We have also had some excellent feedback about the event since, praising the “call to action”, while another said it had inspired them in their work “with families, carers and friends in developing services and support in forensic social work.”
It’s just over a year since Mersey Care helped transform the view of modern mental health care by opening Clock View Hospital. The £25 million, 80-bed hospital, built on the site of the former Walton Hospital, has won plaudits and awards for its modern design developed in association with service users.
As many of you will know, we have ambitions to build a further two more hospitals like Clock View in different parts of Liverpool and Merseyside. We have a preferred option for another hospital in Liverpool and are working with local authorities to try and convert our proposals into designs and plans that we can share with staff and other stakeholders.
Positive Practice Mental Health Collaborative
I’d like to draw everyone’s attention to the Positive Practice Mental Health Collaborative, which is an organisation committed to sharing best practice in mental health provision covering the whole of the patient journey.

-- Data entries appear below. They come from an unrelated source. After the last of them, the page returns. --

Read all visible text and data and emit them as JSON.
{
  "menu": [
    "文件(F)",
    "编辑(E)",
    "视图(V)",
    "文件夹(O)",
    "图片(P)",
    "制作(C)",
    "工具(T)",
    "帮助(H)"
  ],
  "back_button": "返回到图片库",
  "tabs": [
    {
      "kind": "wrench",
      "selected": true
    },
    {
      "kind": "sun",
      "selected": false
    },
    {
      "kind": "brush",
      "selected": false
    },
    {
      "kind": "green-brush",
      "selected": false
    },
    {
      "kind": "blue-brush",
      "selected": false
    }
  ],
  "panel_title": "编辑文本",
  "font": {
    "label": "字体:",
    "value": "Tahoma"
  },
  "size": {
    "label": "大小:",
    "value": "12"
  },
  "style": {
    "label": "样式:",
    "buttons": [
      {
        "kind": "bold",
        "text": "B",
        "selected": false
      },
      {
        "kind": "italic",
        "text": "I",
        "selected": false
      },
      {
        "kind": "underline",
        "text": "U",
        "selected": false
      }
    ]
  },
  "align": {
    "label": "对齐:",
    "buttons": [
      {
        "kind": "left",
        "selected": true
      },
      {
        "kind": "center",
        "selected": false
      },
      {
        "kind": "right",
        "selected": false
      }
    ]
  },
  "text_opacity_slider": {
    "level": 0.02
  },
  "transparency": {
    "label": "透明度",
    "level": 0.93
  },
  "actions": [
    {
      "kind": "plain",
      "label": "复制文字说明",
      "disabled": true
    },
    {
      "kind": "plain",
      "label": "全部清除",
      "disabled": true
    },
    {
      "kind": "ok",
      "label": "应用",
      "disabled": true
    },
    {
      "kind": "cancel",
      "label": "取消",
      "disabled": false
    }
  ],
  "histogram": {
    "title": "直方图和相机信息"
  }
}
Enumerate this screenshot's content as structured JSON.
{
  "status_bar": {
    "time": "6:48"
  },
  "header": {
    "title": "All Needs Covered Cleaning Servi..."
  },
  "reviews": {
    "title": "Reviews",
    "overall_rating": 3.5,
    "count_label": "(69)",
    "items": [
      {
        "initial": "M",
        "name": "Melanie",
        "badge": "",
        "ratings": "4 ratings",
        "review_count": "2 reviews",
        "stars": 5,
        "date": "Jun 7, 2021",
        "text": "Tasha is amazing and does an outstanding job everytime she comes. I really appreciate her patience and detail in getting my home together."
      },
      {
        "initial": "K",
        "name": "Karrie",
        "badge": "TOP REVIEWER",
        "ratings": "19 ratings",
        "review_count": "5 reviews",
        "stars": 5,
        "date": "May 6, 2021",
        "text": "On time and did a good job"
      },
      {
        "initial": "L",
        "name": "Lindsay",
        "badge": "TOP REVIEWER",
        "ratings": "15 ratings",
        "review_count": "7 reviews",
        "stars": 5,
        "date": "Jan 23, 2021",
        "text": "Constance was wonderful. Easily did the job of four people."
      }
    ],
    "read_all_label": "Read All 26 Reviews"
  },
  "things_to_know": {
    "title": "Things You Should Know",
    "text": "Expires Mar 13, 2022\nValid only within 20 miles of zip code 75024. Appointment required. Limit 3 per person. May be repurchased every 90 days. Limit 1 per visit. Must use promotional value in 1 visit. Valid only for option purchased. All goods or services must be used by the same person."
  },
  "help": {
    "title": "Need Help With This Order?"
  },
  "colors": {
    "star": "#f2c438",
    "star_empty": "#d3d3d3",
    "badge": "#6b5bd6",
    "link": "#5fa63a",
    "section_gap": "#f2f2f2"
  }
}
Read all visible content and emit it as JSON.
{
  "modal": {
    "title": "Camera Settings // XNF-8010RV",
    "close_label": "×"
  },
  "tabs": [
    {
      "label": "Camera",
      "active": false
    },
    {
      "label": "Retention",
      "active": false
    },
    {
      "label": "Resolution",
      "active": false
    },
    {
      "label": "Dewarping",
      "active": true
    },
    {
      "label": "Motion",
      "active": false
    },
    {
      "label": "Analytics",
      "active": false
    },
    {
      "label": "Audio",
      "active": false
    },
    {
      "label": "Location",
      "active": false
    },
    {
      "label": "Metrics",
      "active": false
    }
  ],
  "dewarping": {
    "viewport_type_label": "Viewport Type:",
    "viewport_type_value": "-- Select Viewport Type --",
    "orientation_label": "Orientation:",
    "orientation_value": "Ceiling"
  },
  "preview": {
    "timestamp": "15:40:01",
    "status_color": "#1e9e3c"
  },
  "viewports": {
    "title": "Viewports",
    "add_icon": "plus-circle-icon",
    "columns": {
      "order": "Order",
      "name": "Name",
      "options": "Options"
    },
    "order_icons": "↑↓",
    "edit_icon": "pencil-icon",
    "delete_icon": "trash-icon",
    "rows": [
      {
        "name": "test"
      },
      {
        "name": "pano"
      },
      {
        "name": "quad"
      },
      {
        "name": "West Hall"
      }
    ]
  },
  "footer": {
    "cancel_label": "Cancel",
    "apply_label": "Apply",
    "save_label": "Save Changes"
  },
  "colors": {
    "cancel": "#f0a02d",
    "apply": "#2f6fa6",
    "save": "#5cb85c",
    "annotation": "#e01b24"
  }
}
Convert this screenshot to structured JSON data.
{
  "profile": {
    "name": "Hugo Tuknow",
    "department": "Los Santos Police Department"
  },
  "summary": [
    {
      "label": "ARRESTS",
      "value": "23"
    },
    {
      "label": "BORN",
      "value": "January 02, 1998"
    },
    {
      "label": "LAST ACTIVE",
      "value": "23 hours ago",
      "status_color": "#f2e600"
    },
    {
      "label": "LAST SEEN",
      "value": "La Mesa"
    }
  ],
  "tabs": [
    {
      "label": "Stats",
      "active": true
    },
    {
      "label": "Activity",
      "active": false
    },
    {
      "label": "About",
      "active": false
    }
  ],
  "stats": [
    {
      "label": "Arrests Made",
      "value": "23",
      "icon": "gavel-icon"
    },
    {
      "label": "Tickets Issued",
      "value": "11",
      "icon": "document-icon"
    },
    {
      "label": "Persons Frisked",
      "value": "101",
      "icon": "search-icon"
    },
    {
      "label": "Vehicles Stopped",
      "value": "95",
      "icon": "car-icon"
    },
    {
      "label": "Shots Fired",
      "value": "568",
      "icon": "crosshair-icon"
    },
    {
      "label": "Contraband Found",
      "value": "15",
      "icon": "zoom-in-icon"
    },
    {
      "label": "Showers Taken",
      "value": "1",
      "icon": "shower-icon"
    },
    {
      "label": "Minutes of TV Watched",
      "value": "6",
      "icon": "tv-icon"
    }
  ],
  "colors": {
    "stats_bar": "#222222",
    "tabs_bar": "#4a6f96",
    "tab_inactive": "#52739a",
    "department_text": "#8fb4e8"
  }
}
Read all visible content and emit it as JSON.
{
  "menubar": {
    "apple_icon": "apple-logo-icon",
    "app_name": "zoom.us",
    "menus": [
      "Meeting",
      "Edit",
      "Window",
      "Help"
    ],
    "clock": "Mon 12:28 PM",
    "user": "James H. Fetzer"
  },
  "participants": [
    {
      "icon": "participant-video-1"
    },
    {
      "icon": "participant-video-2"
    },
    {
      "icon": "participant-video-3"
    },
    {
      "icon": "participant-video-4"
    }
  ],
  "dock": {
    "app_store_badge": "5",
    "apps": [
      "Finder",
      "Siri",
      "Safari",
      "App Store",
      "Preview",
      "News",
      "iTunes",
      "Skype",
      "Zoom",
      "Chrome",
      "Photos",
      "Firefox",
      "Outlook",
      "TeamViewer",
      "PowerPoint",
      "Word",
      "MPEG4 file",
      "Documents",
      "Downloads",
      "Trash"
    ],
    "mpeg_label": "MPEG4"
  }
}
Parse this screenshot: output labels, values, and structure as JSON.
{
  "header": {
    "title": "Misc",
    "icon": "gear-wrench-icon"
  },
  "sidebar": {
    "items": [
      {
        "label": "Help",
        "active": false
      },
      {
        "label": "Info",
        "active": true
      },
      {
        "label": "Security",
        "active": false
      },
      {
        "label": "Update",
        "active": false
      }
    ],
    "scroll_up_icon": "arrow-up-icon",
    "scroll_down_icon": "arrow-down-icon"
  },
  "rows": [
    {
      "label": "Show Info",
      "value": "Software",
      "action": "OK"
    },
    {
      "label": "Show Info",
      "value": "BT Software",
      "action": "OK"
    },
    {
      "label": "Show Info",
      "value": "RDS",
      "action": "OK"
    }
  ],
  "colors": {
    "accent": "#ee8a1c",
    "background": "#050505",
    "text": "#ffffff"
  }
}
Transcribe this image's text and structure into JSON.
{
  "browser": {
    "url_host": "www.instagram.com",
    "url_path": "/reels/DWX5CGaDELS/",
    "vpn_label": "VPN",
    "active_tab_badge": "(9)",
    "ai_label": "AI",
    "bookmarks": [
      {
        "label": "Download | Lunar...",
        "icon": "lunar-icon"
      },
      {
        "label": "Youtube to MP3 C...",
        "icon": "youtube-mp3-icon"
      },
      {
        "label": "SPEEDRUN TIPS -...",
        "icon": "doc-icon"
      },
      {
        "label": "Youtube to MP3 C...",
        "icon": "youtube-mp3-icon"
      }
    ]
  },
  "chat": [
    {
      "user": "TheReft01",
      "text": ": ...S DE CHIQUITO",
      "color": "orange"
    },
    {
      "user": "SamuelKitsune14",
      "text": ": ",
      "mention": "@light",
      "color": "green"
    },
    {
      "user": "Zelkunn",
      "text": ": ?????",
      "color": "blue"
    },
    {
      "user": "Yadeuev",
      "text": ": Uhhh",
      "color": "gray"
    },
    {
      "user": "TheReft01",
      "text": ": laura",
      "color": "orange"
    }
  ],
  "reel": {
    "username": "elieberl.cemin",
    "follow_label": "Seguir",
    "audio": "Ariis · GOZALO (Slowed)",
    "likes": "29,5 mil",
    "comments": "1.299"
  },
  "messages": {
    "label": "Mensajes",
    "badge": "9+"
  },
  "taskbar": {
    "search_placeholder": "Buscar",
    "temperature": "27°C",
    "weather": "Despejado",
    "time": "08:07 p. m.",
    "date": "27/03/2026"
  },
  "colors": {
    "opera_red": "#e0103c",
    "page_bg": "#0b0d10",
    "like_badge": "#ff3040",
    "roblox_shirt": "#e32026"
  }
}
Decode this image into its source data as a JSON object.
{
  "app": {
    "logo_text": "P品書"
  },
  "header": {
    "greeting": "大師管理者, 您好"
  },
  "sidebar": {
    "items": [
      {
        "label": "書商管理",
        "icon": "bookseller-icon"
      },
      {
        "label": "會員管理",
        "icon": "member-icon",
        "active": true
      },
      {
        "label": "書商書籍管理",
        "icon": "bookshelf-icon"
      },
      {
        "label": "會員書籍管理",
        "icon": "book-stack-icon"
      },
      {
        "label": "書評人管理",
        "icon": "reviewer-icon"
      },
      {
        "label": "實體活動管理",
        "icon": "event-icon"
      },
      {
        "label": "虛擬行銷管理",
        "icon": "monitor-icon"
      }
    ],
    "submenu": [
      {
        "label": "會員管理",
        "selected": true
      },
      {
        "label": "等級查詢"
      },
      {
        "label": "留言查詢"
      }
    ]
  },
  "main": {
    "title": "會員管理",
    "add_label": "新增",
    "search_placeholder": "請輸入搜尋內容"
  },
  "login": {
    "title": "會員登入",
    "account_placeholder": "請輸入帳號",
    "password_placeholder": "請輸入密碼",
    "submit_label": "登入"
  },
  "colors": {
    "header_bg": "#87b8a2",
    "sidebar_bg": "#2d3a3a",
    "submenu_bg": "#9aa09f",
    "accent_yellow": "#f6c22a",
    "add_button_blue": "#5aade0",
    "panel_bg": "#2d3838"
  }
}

Mersey Care is one of over 50 members that strive to help each other and improve mental health services, while they also host the prestigious ‘Positive Practice in Mental Health Awards.”
Few of us are motivated to work just to win awards, but I am immensely proud of the good practice and innovation demonstrated by this Trust and would like us to enter these awards if any of you believe you have a strong entry. You can access the awards website here which gives a full list of the different categories and if you need help or advice, please email the communications team at email@example.com
During my time at Mersey Care I have had many conversations with Norman Lamb MP, previously the Care Minister in the coalition government, discussing the issues facing mental healthcare. I met with him again this week as he was eager to get an update on what is happening at Mersey Care and retains an interest in what we do and the best practice we are championing.
By keeping channels of communication open with politicians of all parties, I hope to keep mental health on the national news agenda so we can push for the changes that will put us on an equal footing with physical healthcare.
I have spoken at length about a number of projects that are ongoing which we hope will lead to a brighter future for the Trust. I hope to be in a position to update you with more information about our application to become a Foundation Trust shortly after Easter.
Work also continues with our colleagues over at Calderstones Partnership NHS Foundation Trust and I should also have more news about our proposed acquisition in the coming months. As soon as we received substantial news with either project I will ensure all our staff get to know quickly.
I’d also like to congratulate everyone who worked on the bid to retain the contract with Sefton Council for inpatient detox services, based at the Windsor Clinic and the Kevin White Unit. The new contract will start in July for an initial three years.
Next week is the Easter Bank Holiday and as many of you will not be working, we have decided not to publish your weekly newsletter. Can I wish everyone a happy Easter and please spare a thought for your colleagues who may be working.